● **Required action**
Gather all lines in the entries that include the word "Professional".
:: Information ::
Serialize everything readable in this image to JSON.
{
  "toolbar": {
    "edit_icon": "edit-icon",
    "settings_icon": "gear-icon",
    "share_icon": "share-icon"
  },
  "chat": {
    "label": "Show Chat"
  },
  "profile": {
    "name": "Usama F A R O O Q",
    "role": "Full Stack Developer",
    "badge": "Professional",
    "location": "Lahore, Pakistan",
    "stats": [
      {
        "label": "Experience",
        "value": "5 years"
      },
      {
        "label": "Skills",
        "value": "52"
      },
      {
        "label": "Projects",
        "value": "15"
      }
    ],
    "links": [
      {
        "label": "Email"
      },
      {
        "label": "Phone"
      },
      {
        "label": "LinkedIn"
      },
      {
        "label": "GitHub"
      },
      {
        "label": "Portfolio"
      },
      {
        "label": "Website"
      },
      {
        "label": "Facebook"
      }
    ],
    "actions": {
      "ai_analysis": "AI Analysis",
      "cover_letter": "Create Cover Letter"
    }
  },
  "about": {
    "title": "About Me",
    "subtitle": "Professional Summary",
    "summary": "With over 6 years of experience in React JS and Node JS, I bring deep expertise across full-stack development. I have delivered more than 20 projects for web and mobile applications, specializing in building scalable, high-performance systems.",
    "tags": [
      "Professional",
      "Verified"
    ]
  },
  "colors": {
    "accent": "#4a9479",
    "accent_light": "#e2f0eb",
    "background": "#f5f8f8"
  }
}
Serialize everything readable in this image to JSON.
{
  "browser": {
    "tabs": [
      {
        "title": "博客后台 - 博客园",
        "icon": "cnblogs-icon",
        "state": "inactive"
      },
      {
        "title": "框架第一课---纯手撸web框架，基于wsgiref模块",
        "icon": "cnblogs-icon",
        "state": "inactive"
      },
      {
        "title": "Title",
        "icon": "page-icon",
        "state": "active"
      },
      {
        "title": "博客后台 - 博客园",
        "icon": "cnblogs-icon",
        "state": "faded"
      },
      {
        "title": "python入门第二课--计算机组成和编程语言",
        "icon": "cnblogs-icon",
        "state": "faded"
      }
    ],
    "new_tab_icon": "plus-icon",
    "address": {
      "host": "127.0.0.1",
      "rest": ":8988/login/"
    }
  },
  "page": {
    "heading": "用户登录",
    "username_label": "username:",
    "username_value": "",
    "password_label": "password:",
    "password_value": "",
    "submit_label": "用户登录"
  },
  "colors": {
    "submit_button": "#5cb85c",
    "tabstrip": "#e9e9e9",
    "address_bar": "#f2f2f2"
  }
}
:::
● **Answer area**
    "badge": "Professional",
    "subtitle": "Professional Summary",
      "Professional",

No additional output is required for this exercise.